- **Work item**
State how many lines in the following entries hold the word "Campaigns". The reply is that number only.

(Entries from a dataset of interfaces)
===

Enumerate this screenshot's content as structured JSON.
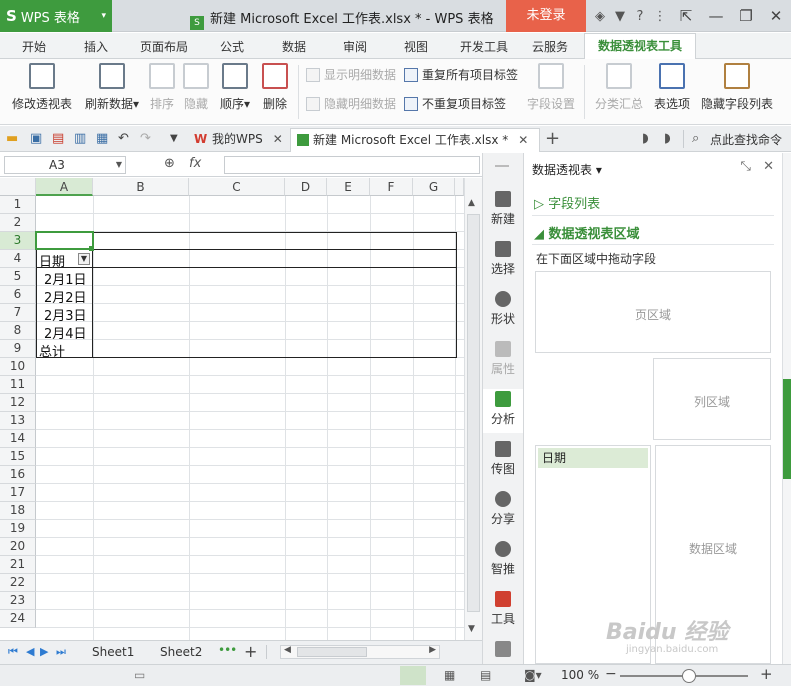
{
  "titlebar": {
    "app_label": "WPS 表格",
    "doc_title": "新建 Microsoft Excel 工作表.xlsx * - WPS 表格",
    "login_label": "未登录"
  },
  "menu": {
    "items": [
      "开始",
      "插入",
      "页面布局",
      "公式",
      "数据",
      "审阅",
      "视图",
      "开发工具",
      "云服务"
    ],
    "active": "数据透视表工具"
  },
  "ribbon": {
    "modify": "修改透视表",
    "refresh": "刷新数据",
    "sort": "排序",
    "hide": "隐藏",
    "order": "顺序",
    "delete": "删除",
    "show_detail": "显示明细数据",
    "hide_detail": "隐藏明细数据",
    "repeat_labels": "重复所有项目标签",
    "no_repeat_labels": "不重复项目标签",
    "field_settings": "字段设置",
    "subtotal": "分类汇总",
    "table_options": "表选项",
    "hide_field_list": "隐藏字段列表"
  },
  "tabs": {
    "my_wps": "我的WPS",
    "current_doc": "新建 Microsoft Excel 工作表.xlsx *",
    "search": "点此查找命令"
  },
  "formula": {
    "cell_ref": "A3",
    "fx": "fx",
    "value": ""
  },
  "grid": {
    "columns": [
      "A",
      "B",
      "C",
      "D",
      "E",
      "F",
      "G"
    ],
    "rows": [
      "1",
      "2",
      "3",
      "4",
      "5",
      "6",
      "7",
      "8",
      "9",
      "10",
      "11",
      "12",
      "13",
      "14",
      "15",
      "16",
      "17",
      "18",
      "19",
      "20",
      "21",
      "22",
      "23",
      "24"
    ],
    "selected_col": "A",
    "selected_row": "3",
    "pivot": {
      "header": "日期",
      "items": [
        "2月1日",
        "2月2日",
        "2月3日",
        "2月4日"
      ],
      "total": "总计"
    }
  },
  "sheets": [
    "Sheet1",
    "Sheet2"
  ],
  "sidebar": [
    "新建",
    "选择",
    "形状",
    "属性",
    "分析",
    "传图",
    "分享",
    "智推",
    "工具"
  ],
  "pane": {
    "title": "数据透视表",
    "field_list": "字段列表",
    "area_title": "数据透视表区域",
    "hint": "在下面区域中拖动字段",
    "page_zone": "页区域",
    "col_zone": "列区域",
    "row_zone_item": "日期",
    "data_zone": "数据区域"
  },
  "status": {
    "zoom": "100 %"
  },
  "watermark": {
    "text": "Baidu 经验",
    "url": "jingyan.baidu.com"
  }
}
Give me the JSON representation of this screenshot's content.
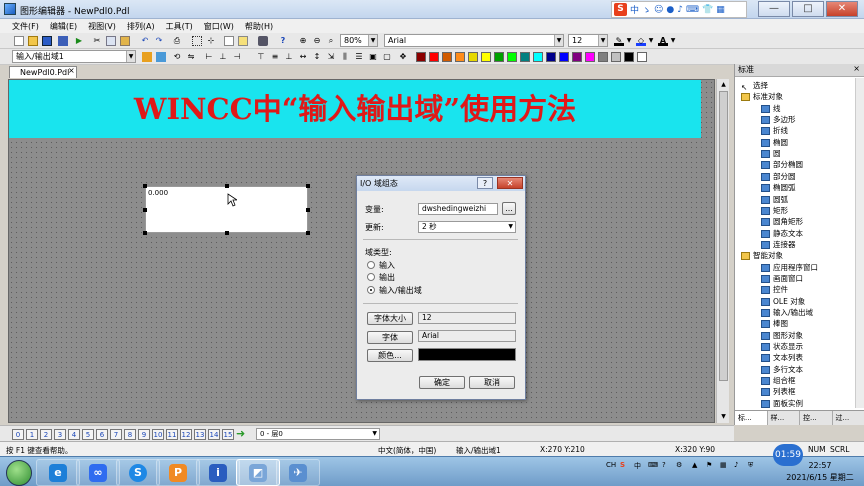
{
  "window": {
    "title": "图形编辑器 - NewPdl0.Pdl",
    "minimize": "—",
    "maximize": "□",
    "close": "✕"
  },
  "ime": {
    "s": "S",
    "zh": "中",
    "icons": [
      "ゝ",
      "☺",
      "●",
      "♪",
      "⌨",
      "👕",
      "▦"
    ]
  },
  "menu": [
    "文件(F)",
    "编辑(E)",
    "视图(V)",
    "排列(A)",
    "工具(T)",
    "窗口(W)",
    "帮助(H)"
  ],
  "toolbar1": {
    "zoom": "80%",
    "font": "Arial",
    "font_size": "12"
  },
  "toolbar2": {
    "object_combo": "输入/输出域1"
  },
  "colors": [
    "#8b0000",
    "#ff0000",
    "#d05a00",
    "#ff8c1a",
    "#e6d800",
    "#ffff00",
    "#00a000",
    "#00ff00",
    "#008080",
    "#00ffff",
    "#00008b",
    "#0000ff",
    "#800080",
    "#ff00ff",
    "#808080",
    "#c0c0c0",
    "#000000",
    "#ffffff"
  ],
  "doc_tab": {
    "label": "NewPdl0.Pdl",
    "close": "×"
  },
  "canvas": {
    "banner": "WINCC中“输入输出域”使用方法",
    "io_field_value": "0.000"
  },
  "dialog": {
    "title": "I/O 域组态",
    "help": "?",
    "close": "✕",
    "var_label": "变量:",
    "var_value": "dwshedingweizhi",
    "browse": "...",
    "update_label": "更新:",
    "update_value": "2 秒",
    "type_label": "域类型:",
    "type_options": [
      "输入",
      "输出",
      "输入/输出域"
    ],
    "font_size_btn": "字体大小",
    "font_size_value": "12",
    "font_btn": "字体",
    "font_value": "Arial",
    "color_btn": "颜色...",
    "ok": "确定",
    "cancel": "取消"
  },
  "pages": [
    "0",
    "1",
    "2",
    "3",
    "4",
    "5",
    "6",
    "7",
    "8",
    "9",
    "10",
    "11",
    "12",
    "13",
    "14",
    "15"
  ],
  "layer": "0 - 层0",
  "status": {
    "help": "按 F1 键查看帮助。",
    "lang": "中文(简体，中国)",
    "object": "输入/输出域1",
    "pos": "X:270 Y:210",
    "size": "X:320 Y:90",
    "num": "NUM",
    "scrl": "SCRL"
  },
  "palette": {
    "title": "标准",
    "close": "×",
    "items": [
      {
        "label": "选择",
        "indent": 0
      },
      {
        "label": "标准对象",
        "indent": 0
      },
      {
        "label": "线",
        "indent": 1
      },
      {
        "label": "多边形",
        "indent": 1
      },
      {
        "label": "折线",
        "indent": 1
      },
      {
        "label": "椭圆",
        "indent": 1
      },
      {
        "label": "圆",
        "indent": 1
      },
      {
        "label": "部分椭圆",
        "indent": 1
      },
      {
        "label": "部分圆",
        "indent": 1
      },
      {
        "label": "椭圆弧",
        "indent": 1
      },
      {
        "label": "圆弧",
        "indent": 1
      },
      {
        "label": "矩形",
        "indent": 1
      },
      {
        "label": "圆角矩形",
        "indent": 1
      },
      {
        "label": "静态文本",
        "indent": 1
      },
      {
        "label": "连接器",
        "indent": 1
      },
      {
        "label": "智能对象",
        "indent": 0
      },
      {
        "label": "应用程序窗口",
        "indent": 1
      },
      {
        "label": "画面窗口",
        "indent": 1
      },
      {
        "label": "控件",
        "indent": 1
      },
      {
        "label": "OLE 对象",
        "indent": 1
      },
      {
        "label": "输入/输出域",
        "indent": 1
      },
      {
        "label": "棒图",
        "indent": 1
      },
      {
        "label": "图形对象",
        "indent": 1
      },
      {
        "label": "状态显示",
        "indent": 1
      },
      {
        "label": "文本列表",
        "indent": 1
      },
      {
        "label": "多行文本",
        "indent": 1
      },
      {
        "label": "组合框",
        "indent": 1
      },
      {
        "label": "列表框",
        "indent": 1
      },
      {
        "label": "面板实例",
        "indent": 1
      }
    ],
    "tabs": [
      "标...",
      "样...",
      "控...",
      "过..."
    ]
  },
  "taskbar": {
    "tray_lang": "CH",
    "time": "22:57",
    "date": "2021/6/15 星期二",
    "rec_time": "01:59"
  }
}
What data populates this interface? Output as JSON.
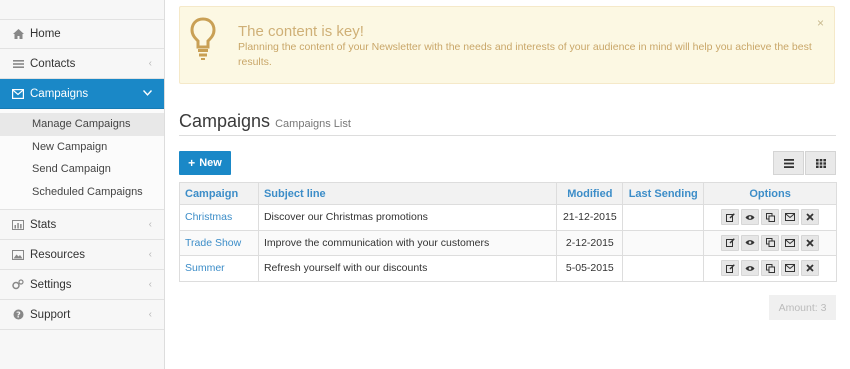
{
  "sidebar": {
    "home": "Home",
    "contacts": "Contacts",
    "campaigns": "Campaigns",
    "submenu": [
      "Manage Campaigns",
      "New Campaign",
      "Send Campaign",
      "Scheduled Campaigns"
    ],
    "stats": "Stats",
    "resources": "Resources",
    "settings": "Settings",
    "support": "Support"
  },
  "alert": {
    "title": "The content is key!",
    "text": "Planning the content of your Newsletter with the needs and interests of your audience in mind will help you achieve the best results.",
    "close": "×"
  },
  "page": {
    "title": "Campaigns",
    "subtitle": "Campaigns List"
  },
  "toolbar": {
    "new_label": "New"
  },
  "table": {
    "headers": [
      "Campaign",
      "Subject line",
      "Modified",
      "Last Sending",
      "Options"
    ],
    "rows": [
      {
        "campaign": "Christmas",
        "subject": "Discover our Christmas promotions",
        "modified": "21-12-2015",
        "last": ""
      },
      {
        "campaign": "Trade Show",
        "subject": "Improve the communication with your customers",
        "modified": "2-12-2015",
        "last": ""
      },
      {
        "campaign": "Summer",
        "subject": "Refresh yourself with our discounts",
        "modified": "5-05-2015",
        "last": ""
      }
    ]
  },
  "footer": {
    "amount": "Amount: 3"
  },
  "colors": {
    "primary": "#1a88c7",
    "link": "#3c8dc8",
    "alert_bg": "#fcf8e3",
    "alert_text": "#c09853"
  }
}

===

- **Response for this exercise**
5